Immunotherapy: Cancer’s new nemesis
By: Brad Smith, PhD | June 01, 2015
Immunotherapy is one of the most promising avenues of research in the battle against cancer. This treatment path uses small molecules and biologics to harness a patient’s own immune system to fight the tumor – a novel approach that is poised to revolutionize cancer treatment.
This promise has been a long time coming. Scientists in the cancer research world have been working on immunotherapy treatments for decades, since the first observations were made about how important the immune system is in modulating and potentially killing cancer. These early realizations where made nearly a century ago, and we are only now beginning to harness the immune system in cancer therapies. Although there is no conclusive evidence that immunotherapy will be a “magic bullet” for all cancer indications and a significant patients, there is strong reason to believe it will be a dynamic treatment option going forward.

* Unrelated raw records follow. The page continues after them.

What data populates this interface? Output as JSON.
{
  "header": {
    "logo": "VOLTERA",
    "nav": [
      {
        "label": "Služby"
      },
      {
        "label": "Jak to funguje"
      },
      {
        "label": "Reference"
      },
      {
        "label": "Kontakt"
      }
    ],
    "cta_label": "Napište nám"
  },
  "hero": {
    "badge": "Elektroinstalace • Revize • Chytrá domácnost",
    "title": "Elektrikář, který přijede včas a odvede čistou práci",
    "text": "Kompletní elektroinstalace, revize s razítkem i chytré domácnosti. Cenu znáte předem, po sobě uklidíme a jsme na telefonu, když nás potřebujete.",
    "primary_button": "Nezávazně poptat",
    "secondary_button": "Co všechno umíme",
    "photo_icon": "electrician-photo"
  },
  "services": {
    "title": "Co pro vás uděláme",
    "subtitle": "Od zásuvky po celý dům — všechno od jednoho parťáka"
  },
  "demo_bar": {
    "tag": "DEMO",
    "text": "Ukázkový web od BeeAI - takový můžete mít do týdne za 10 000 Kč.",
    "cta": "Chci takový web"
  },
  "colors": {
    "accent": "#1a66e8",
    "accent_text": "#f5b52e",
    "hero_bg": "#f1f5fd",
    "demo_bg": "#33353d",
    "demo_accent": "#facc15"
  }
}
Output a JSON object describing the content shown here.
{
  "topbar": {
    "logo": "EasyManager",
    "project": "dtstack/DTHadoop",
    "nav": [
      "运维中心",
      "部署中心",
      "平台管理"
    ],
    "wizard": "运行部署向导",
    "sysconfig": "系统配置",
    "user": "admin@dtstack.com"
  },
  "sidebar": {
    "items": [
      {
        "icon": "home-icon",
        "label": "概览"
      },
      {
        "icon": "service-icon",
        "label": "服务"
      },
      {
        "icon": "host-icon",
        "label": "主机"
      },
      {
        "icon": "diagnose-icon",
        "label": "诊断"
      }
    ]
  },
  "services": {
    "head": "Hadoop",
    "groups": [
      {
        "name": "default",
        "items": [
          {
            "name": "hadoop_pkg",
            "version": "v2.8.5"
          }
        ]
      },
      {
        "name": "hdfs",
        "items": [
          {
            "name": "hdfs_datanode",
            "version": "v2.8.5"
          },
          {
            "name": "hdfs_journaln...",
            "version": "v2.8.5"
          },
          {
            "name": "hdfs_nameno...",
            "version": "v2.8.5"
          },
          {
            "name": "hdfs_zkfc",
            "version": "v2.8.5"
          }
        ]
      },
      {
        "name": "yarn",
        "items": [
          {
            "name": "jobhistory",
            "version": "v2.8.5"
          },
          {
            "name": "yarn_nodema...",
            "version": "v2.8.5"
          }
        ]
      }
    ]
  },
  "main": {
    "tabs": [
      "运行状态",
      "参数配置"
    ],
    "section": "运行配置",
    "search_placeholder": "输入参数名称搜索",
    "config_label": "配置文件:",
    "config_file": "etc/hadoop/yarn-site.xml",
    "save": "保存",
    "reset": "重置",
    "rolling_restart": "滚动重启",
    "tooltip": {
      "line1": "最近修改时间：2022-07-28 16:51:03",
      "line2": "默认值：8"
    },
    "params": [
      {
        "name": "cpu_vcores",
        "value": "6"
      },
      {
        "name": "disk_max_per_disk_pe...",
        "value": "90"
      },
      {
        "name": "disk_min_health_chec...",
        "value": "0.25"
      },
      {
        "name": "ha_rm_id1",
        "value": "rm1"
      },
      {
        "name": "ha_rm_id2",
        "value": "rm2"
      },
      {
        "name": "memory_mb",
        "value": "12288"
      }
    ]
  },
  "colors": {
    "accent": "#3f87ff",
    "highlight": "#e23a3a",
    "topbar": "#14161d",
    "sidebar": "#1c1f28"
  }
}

Many important discoveries have already been made that provide insight into how the immune system works and how it attacks cancer. For example, recent drug approvals take advantage of checkpoint inhibitors as a novel approach to immunotherapy. Instead of stimulating the immune system directly, checkpoint inhibitors block the built-in brakes that tumors apply to the immune system, allowing the system to continue to attack the cancer. This has been an unprecedented advance in the treatment for patients. We’ve found that generally 20—40 percent of patients will respond to this single intervention even when other treatments have failed before. Durable responses are even more noteworthy given the resistance to targeted therapies that is so often seen in oncology. Most exciting will be the results obtained in the many combination trials currently underway.
It has yet to be determined how these new immunotherapies will displace or complement existing therapies such as IL-2 treatment in metastatic melanoma. Approved in 1998, IL-2 has shown very good responses in a small group of otherwise very healthy metastatic melanoma patients. The therapy continues to be recommended with close safety monitoring by some but may be replaced with newer therapies or clinical trials for qualifying patients. In non-small cell lung cancer, combinations with existing targeted or chemo therapies may address the patients that lack the defining molecular characteristics for targeted agents such as crizotinib.
And there are many other products in development that span a spectrum of mechanisms and modalities, including checkpoint regulators, immunomodulators, vaccines and cell-based therapies such as CAR T-cell approaches.
While these approaches offer encouraging new opportunities, a more complete understanding of the cellular and molecular components of the tumor-immune system interaction, including the formation of neo-antigens or new targets for the anti-tumor immune response, will be necessary for the development of rational and efficacious immunotherapies in the future.
We have yet to identify how the various immunotherapy treatments can be targeted to patient groups to achieve the greatest real-world benefits for patients. Basic research and clinical results suggest that certain treatments such as radiotherapy may induce new targets for the anti-tumor immune response. This may be in addition to the existing repertoire of the anti-tumor response determined, in part, by the tumor’s genetic alterations. We have yet to see whether immunotherapies in oncology will lead us to a precision medicine approach or broad applicability across indications and patient groups.
The current competitive landscape for immunotherapies is highly complex based on ongoing trials identified on clinicaltrials.gov and other sources. At present, competition is particularly strong in the areas of solid tumors, melanoma and non-small cell lung cancer. It remains to be seen whether classical tumor-type classifications will ultimately give way to molecular pathway-based classifications whether a new clinical development paradigm of mega-phase I studies followed by rapid registration will become established.
Going forward, a central principle is that we must remember is that the immune system does not operate separately from other biological systems in the patient, including the inflammatory system. Therefore, we may not be able to define optimal immunotherapy strategies without also considering patient comorbidities and other factors. To avoid wasted time and money, an informed approach is needed for the immunotherapy platform from the outset of development. The rapidly emerging research results describing immunotherapy targets, drug combinations and responsive patient characteristics should lead to better informed studies and more successful trial outcomes.
For more information, please download our latest whitepaper: Seizing the future in Oncology: Improving the clinical development of immunotherapies